TASK REQUIREMENTS
Line by line, output the data that follows exactly as written.
INFORMATION GIVEN START
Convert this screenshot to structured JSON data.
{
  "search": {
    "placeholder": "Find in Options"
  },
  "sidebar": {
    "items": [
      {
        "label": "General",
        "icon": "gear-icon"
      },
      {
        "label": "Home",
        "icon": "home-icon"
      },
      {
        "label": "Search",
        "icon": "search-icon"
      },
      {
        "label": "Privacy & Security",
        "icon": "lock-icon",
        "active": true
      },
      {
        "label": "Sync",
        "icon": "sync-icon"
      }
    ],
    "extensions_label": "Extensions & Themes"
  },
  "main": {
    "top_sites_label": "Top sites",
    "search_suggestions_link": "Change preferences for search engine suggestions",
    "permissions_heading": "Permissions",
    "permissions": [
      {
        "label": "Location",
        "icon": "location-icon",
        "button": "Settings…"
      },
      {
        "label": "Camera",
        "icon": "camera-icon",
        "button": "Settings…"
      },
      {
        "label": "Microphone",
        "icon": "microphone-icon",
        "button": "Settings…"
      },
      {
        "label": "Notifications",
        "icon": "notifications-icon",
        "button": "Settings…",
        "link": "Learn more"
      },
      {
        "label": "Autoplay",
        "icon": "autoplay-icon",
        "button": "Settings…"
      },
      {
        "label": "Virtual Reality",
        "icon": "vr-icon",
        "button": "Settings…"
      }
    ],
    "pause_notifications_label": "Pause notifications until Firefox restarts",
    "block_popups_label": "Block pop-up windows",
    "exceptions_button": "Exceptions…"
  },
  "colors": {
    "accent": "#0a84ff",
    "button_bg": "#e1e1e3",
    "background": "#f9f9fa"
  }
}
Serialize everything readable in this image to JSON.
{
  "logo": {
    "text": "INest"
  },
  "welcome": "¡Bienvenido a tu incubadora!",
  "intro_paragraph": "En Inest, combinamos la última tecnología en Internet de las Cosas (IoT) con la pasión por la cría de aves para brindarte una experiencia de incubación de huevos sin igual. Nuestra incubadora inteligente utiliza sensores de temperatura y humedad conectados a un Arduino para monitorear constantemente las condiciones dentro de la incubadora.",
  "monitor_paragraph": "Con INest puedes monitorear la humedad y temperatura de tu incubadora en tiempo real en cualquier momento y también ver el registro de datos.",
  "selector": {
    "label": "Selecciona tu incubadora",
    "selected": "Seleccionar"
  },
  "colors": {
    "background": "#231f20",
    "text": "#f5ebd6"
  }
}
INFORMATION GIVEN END
ANSWER BOX
Convert this screenshot to structured JSON data.
{
  "search": {
    "placeholder": "Find in Options"
  },
  "sidebar": {
    "items": [
      {
        "label": "General",
        "icon": "gear-icon"
      },
      {
        "label": "Home",
        "icon": "home-icon"
      },
      {
        "label": "Search",
        "icon": "search-icon"
      },
      {
        "label": "Privacy & Security",
        "icon": "lock-icon",
        "active": true
      },
      {
        "label": "Sync",
        "icon": "sync-icon"
      }
    ],
    "extensions_label": "Extensions & Themes"
  },
  "main": {
    "top_sites_label": "Top sites",
    "search_suggestions_link": "Change preferences for search engine suggestions",
    "permissions_heading": "Permissions",
    "permissions": [
      {
        "label": "Location",
        "icon": "location-icon",
        "button": "Settings…"
      },
      {
        "label": "Camera",
        "icon": "camera-icon",
        "button": "Settings…"
      },
      {
        "label": "Microphone",
        "icon": "microphone-icon",
        "button": "Settings…"
      },
      {
        "label": "Notifications",
        "icon": "notifications-icon",
        "button": "Settings…",
        "link": "Learn more"
      },
      {
        "label": "Autoplay",
        "icon": "autoplay-icon",
        "button": "Settings…"
      },
      {
        "label": "Virtual Reality",
        "icon": "vr-icon",
        "button": "Settings…"
      }
    ],
    "pause_notifications_label": "Pause notifications until Firefox restarts",
    "block_popups_label": "Block pop-up windows",
    "exceptions_button": "Exceptions…"
  },
  "colors": {
    "accent": "#0a84ff",
    "button_bg": "#e1e1e3",
    "background": "#f9f9fa"
  }
}
Serialize everything readable in this image to JSON.
{
  "logo": {
    "text": "INest"
  },
  "welcome": "¡Bienvenido a tu incubadora!",
  "intro_paragraph": "En Inest, combinamos la última tecnología en Internet de las Cosas (IoT) con la pasión por la cría de aves para brindarte una experiencia de incubación de huevos sin igual. Nuestra incubadora inteligente utiliza sensores de temperatura y humedad conectados a un Arduino para monitorear constantemente las condiciones dentro de la incubadora.",
  "monitor_paragraph": "Con INest puedes monitorear la humedad y temperatura de tu incubadora en tiempo real en cualquier momento y también ver el registro de datos.",
  "selector": {
    "label": "Selecciona tu incubadora",
    "selected": "Seleccionar"
  },
  "colors": {
    "background": "#231f20",
    "text": "#f5ebd6"
  }
}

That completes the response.